- Opening Delimiter -

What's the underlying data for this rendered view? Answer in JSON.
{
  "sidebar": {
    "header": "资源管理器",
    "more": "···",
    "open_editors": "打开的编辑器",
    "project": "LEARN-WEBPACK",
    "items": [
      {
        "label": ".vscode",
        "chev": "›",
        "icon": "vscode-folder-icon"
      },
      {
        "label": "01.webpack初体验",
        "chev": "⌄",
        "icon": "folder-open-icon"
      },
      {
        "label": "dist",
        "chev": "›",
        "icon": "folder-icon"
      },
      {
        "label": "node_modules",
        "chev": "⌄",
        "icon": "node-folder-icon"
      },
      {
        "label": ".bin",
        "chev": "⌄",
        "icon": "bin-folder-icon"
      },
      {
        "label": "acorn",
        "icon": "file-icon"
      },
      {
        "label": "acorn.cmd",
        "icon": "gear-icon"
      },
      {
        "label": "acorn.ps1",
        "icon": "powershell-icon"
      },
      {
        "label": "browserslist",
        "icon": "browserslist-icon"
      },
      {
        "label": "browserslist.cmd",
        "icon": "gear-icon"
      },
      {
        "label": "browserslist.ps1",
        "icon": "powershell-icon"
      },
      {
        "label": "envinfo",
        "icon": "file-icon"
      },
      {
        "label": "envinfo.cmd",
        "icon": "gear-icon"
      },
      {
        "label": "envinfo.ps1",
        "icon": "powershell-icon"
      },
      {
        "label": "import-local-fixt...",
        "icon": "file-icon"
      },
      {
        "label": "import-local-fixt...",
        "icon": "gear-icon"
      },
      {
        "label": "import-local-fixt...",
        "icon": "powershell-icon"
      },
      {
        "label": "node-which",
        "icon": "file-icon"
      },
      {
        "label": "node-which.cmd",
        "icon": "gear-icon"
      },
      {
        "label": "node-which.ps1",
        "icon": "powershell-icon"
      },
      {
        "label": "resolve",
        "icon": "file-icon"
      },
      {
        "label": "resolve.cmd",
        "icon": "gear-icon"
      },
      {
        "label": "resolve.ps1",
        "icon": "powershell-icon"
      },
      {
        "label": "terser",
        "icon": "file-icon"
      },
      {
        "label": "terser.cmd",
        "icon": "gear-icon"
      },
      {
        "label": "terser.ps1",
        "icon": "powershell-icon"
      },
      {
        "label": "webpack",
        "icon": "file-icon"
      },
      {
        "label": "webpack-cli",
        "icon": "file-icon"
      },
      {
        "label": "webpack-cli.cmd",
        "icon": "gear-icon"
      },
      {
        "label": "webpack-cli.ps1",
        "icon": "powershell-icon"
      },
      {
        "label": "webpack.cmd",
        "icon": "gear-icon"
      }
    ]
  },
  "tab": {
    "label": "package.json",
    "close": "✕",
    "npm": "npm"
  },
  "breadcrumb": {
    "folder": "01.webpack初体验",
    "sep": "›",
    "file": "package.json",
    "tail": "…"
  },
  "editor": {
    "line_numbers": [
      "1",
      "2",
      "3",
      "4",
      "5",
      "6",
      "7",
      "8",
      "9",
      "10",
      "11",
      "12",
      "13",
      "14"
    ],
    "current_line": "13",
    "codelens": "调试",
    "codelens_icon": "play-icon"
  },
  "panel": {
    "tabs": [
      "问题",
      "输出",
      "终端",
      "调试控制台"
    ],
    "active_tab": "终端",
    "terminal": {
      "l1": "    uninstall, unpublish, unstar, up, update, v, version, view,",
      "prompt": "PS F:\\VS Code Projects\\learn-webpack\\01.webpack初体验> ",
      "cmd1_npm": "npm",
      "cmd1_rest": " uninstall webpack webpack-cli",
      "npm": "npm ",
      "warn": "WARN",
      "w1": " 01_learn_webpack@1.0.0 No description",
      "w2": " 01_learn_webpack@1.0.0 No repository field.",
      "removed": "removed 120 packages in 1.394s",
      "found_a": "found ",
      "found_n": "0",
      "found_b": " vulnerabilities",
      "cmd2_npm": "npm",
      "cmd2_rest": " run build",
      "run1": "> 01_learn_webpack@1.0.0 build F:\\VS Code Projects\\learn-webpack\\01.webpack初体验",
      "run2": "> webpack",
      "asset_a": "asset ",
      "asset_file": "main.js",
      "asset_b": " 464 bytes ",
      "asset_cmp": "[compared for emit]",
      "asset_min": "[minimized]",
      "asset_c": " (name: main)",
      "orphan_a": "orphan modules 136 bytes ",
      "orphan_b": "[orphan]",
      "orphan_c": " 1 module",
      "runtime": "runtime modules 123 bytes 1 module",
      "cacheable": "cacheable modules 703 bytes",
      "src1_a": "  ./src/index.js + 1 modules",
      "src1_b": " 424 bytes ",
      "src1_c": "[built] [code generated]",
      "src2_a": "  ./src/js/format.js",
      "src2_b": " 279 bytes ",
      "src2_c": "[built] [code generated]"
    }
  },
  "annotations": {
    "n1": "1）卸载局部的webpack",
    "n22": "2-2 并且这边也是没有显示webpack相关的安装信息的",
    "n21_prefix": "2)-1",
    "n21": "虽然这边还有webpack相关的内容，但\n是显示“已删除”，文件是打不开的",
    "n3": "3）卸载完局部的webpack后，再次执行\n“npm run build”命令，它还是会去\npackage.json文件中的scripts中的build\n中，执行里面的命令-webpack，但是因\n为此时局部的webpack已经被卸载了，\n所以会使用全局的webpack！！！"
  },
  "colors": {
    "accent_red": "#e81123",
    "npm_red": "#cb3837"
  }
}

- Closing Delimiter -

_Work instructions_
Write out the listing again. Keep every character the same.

_Task result_
What's the underlying data for this rendered view? Answer in JSON.
{
  "sidebar": {
    "header": "资源管理器",
    "more": "···",
    "open_editors": "打开的编辑器",
    "project": "LEARN-WEBPACK",
    "items": [
      {
        "label": ".vscode",
        "chev": "›",
        "icon": "vscode-folder-icon"
      },
      {
        "label": "01.webpack初体验",
        "chev": "⌄",
        "icon": "folder-open-icon"
      },
      {
        "label": "dist",
        "chev": "›",
        "icon": "folder-icon"
      },
      {
        "label": "node_modules",
        "chev": "⌄",
        "icon": "node-folder-icon"
      },
      {
        "label": ".bin",
        "chev": "⌄",
        "icon": "bin-folder-icon"
      },
      {
        "label": "acorn",
        "icon": "file-icon"
      },
      {
        "label": "acorn.cmd",
        "icon": "gear-icon"
      },
      {
        "label": "acorn.ps1",
        "icon": "powershell-icon"
      },
      {
        "label": "browserslist",
        "icon": "browserslist-icon"
      },
      {
        "label": "browserslist.cmd",
        "icon": "gear-icon"
      },
      {
        "label": "browserslist.ps1",
        "icon": "powershell-icon"
      },
      {
        "label": "envinfo",
        "icon": "file-icon"
      },
      {
        "label": "envinfo.cmd",
        "icon": "gear-icon"
      },
      {
        "label": "envinfo.ps1",
        "icon": "powershell-icon"
      },
      {
        "label": "import-local-fixt...",
        "icon": "file-icon"
      },
      {
        "label": "import-local-fixt...",
        "icon": "gear-icon"
      },
      {
        "label": "import-local-fixt...",
        "icon": "powershell-icon"
      },
      {
        "label": "node-which",
        "icon": "file-icon"
      },
      {
        "label": "node-which.cmd",
        "icon": "gear-icon"
      },
      {
        "label": "node-which.ps1",
        "icon": "powershell-icon"
      },
      {
        "label": "resolve",
        "icon": "file-icon"
      },
      {
        "label": "resolve.cmd",
        "icon": "gear-icon"
      },
      {
        "label": "resolve.ps1",
        "icon": "powershell-icon"
      },
      {
        "label": "terser",
        "icon": "file-icon"
      },
      {
        "label": "terser.cmd",
        "icon": "gear-icon"
      },
      {
        "label": "terser.ps1",
        "icon": "powershell-icon"
      },
      {
        "label": "webpack",
        "icon": "file-icon"
      },
      {
        "label": "webpack-cli",
        "icon": "file-icon"
      },
      {
        "label": "webpack-cli.cmd",
        "icon": "gear-icon"
      },
      {
        "label": "webpack-cli.ps1",
        "icon": "powershell-icon"
      },
      {
        "label": "webpack.cmd",
        "icon": "gear-icon"
      }
    ]
  },
  "tab": {
    "label": "package.json",
    "close": "✕",
    "npm": "npm"
  },
  "breadcrumb": {
    "folder": "01.webpack初体验",
    "sep": "›",
    "file": "package.json",
    "tail": "…"
  },
  "editor": {
    "line_numbers": [
      "1",
      "2",
      "3",
      "4",
      "5",
      "6",
      "7",
      "8",
      "9",
      "10",
      "11",
      "12",
      "13",
      "14"
    ],
    "current_line": "13",
    "codelens": "调试",
    "codelens_icon": "play-icon"
  },
  "panel": {
    "tabs": [
      "问题",
      "输出",
      "终端",
      "调试控制台"
    ],
    "active_tab": "终端",
    "terminal": {
      "l1": "    uninstall, unpublish, unstar, up, update, v, version, view,",
      "prompt": "PS F:\\VS Code Projects\\learn-webpack\\01.webpack初体验> ",
      "cmd1_npm": "npm",
      "cmd1_rest": " uninstall webpack webpack-cli",
      "npm": "npm ",
      "warn": "WARN",
      "w1": " 01_learn_webpack@1.0.0 No description",
      "w2": " 01_learn_webpack@1.0.0 No repository field.",
      "removed": "removed 120 packages in 1.394s",
      "found_a": "found ",
      "found_n": "0",
      "found_b": " vulnerabilities",
      "cmd2_npm": "npm",
      "cmd2_rest": " run build",
      "run1": "> 01_learn_webpack@1.0.0 build F:\\VS Code Projects\\learn-webpack\\01.webpack初体验",
      "run2": "> webpack",
      "asset_a": "asset ",
      "asset_file": "main.js",
      "asset_b": " 464 bytes ",
      "asset_cmp": "[compared for emit]",
      "asset_min": "[minimized]",
      "asset_c": " (name: main)",
      "orphan_a": "orphan modules 136 bytes ",
      "orphan_b": "[orphan]",
      "orphan_c": " 1 module",
      "runtime": "runtime modules 123 bytes 1 module",
      "cacheable": "cacheable modules 703 bytes",
      "src1_a": "  ./src/index.js + 1 modules",
      "src1_b": " 424 bytes ",
      "src1_c": "[built] [code generated]",
      "src2_a": "  ./src/js/format.js",
      "src2_b": " 279 bytes ",
      "src2_c": "[built] [code generated]"
    }
  },
  "annotations": {
    "n1": "1）卸载局部的webpack",
    "n22": "2-2 并且这边也是没有显示webpack相关的安装信息的",
    "n21_prefix": "2)-1",
    "n21": "虽然这边还有webpack相关的内容，但\n是显示“已删除”，文件是打不开的",
    "n3": "3）卸载完局部的webpack后，再次执行\n“npm run build”命令，它还是会去\npackage.json文件中的scripts中的build\n中，执行里面的命令-webpack，但是因\n为此时局部的webpack已经被卸载了，\n所以会使用全局的webpack！！！"
  },
  "colors": {
    "accent_red": "#e81123",
    "npm_red": "#cb3837"
  }
}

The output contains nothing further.